I stood at the top of the staircase, looking down at her. She sat on the couch in the room below, outrage in her eyes.
“It’s like you don’t need me anymore!” She was pale with anger.
I didn’t have anything to say in response. It was true: I didn’t need my mother anymore, not in the way she meant. I had a great new job, a great new relationship, and things were looking up. But her exclamation hit a nerve.
In all honesty, I don’t think she would have said such a thing if she’d thought about it. Looking back on the encounter years later, I can understand, from a more compassionate place,what she meant by that. She felt devalued, unneeded. It was as if her purpose as a mother, from her perspective, had been ripped from her and torn to shreds right before her eyes.
At the time, I felt a swirl of emotions: anger, hurt, sadness. For many, many years, I looked back on that encounter with shame and guilt. I looked back on it as if she had been completely right and I had been completely wrong; as if she were the absolute victor and I the absolute loser. And as anyone who has ever gotten into a fight in the history of forever will tell you, no one is ever completely right or wrong. It didn’t matter, though.
I had adopted a victim mentality
It wasn’t until I began practicing Neurosculpting® that I was able to switch my point of view on the scene. As I write this post, I can’t fully remember what happened that day. A couple of years ago, I decided to write a new story.
My new story painted the picture of me succeeding, moving on with my life. The new story acknowledged that my mother had lashed out in a way that expressed her experience and her hurt, but that didn’t mean she’d won. In the end, the story was rewritten so that I can look back on the event now and feel proud of how I handled the argument.. I also view that memory through the lens of how well I was handling all the positive changes that were occurring in my life at the time.
As Lisa Wimberger wrote in Neurosculpting: A Whole-Brain Approach to Heal Trauma, Rewrite Limiting Beliefs, and Find Wholeness, “Being the victim is not only
easy, it can be an effortless default mode for many of us.”
As I began to rewrite this story, I found others that were linked to it. It had become so easy to be a victim, especially in the context of interactions with certain people, that I had cast myself in that role automatically. The victim role had so easily become a default.
So, I then began to rewrite other linked stories, and I was able to move past them.
When we adopt a victim mentality, we adopt the mentality that says, “Life happens to me.” That’s simply not the case! Life can happen around us and through us, but we are the victors of our own story. We can affect great change on our lives, just by changing how we view our role in our own stories.

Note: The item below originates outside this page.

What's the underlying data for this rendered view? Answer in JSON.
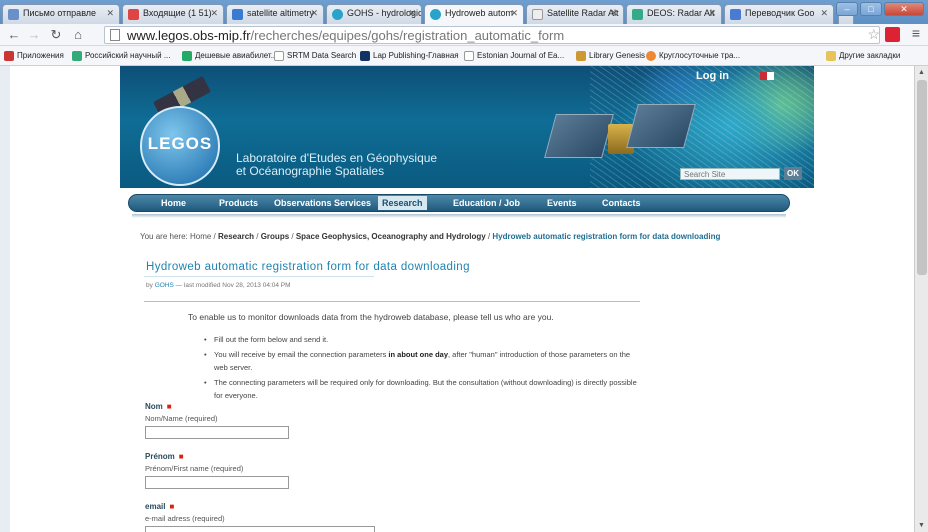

Want to change your stories? Check out our directory of Certified Neurosculpting® Facilitators or find a class with founder Lisa Wimberger. Many of her classes are available for in-person attendance and via live stream.
Megan Winkler, MA, CNSF, is a journalist, author, and media strategist, whose works have been published on elephant journal, The Alternative Daily, Earth911, and other sites. Her books include nonfiction and fiction works, and she has worked with a number of renowned experts in the fields of user experience design, current events, and nutrition. She has a master’s degree in military history from American Military University and a never-ending thirst for knowledge and good audiobooks. As the NSI Editorial Coordinator, Megan works to further the mission of the NSI through the written word and aids other Certified Neurosculpting® Facilitators to deliver their messages to the world. She operates her private Neurosculpting® practice through her company, Healthy Narratives. www.healthynarratives.com Email: firstname.lastname@example.org
Acrylic art credit: Jennifer Talbot
“Neuronal Dendrites” done with acrylics on 16×20 canvas
Island Time Studios